_EXERCISE:_ Your result should be the lines holding the word "active", copied from the entries below.

INPUT DATA: Begin

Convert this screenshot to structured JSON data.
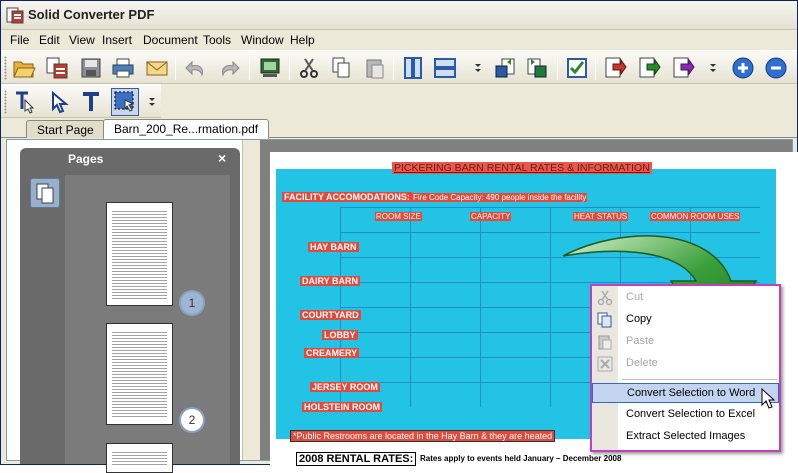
{
  "window": {
    "title": "Solid Converter PDF"
  },
  "menu": [
    "File",
    "Edit",
    "View",
    "Insert",
    "Document",
    "Tools",
    "Window",
    "Help"
  ],
  "toolbar": {
    "buttons": [
      "open-icon",
      "convert-icon",
      "save-icon",
      "print-icon",
      "email-icon",
      "undo-icon",
      "redo-icon",
      "capture-icon",
      "cut-icon",
      "copy-icon",
      "paste-icon",
      "single-page-icon",
      "continuous-page-icon",
      "convert-word-icon",
      "convert-excel-icon",
      "checklist-icon",
      "export-icon",
      "export-green-icon",
      "export-multi-icon",
      "zoom-in-icon",
      "zoom-out-icon"
    ]
  },
  "tools": [
    "text-select-icon",
    "select-arrow-icon",
    "text-tool-icon",
    "area-select-icon"
  ],
  "tabs": [
    {
      "label": "Start Page",
      "active": false
    },
    {
      "label": "Barn_200_Re...rmation.pdf",
      "active": true
    }
  ],
  "pages_panel": {
    "title": "Pages",
    "close": "×",
    "page_numbers": [
      "1",
      "2"
    ]
  },
  "document": {
    "title": "PICKERING BARN RENTAL RATES & INFORMATION",
    "facility_label": "FACILITY ACCOMODATIONS:",
    "capacity_note": "Fire Code Capacity: 490 people inside the facility",
    "columns": [
      "ROOM SIZE",
      "CAPACITY",
      "HEAT STATUS",
      "COMMON ROOM USES"
    ],
    "rows": [
      "HAY BARN",
      "DAIRY BARN",
      "COURTYARD",
      "LOBBY",
      "CREAMERY",
      "JERSEY ROOM",
      "HOLSTEIN ROOM"
    ],
    "footnote": "*Public Restrooms are located in the Hay Barn & they are heated",
    "rates_heading": "2008 RENTAL RATES:",
    "rates_note": "Rates apply to events held January – December 2008"
  },
  "context_menu": {
    "items": [
      {
        "label": "Cut",
        "icon": "cut-icon",
        "disabled": true
      },
      {
        "label": "Copy",
        "icon": "copy-icon",
        "disabled": false
      },
      {
        "label": "Paste",
        "icon": "paste-icon",
        "disabled": true
      },
      {
        "label": "Delete",
        "icon": "delete-icon",
        "disabled": true
      },
      {
        "label": "Convert Selection to Word",
        "icon": "",
        "disabled": false,
        "highlighted": true
      },
      {
        "label": "Convert Selection to Excel",
        "icon": "",
        "disabled": false
      },
      {
        "label": "Extract Selected Images",
        "icon": "",
        "disabled": false
      }
    ]
  },
  "colors": {
    "selection": "#23c3e6",
    "text_highlight": "#e24a3b",
    "menu_border": "#c040c0",
    "menu_highlight": "#c2d4ef",
    "arrow": "#2e8b2e"
  }
}
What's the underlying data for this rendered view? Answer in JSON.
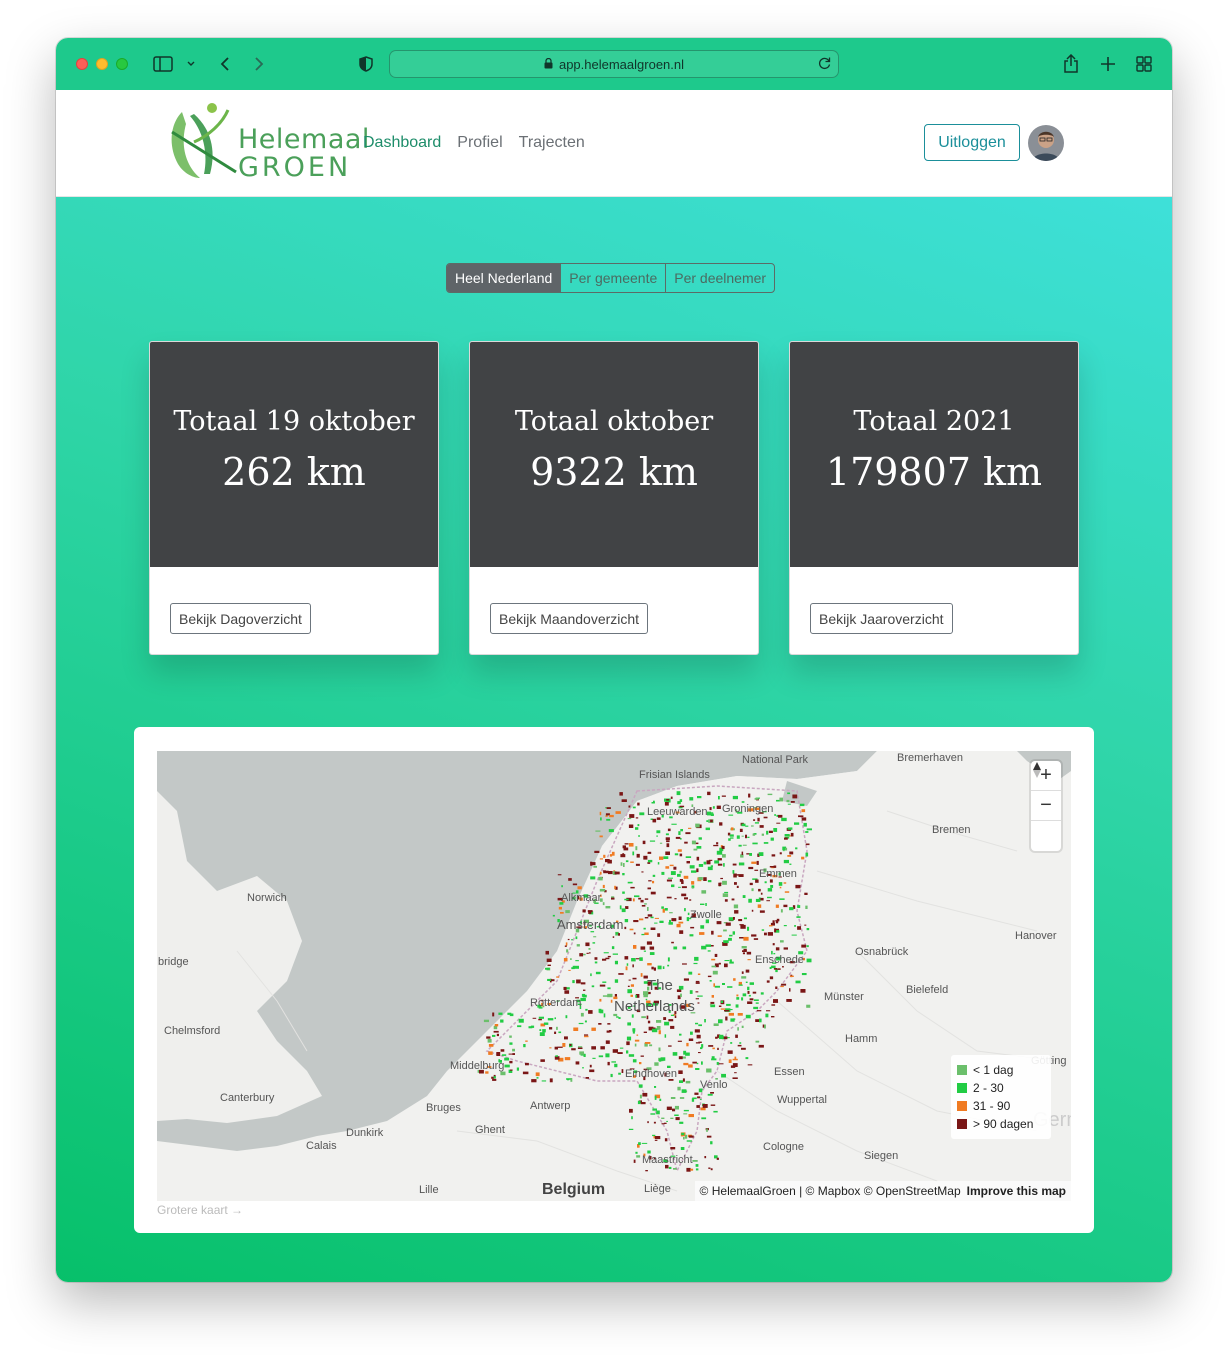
{
  "browser": {
    "url": "app.helemaalgroen.nl"
  },
  "brand": {
    "line1": "Helemaal",
    "line2": "GROEN",
    "accent": "#1ec98c",
    "logo_green": "#4ba05a"
  },
  "nav": {
    "items": [
      "Dashboard",
      "Profiel",
      "Trajecten"
    ],
    "active": "Dashboard",
    "logout_label": "Uitloggen"
  },
  "scope_tabs": {
    "items": [
      "Heel Nederland",
      "Per gemeente",
      "Per deelnemer"
    ],
    "active": "Heel Nederland"
  },
  "cards": [
    {
      "title": "Totaal 19 oktober",
      "value": "262 km",
      "button": "Bekijk Dagoverzicht"
    },
    {
      "title": "Totaal oktober",
      "value": "9322 km",
      "button": "Bekijk Maandoverzicht"
    },
    {
      "title": "Totaal 2021",
      "value": "179807 km",
      "button": "Bekijk Jaaroverzicht"
    }
  ],
  "map": {
    "places": [
      "Frisian Islands",
      "National Park",
      "Bremerhaven",
      "Leeuwarden",
      "Groningen",
      "Bremen",
      "Emmen",
      "Alkmaar",
      "Norwich",
      "Amsterdam",
      "Zwolle",
      "Hanover",
      "Enschede",
      "Osnabrück",
      "bridge",
      "The",
      "Netherlands",
      "Rotterdam",
      "Bielefeld",
      "Münster",
      "Chelmsford",
      "Hamm",
      "Middelburg",
      "Eindhoven",
      "Essen",
      "Venlo",
      "Canterbury",
      "Bruges",
      "Antwerp",
      "Wuppertal",
      "Dunkirk",
      "Ghent",
      "Calais",
      "Cologne",
      "Siegen",
      "Maastricht",
      "Belgium",
      "Lille",
      "Liège",
      "Götting",
      "Germ"
    ],
    "legend": [
      {
        "label": "< 1 dag",
        "color": "#6bbf6b"
      },
      {
        "label": "2 - 30",
        "color": "#22cc44"
      },
      {
        "label": "31 - 90",
        "color": "#f07b22"
      },
      {
        "label": "> 90 dagen",
        "color": "#7a1616"
      }
    ],
    "zoom_in": "+",
    "zoom_out": "−",
    "attribution": "© HelemaalGroen | © Mapbox © OpenStreetMap",
    "improve": "Improve this map",
    "bigger_map": "Grotere kaart →"
  }
}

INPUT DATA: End

_ANSWER FOR THIS EXERCISE:_
      "active": false
      "active": true
    "active": "Dashboard",
    "active": "Heel Nederland"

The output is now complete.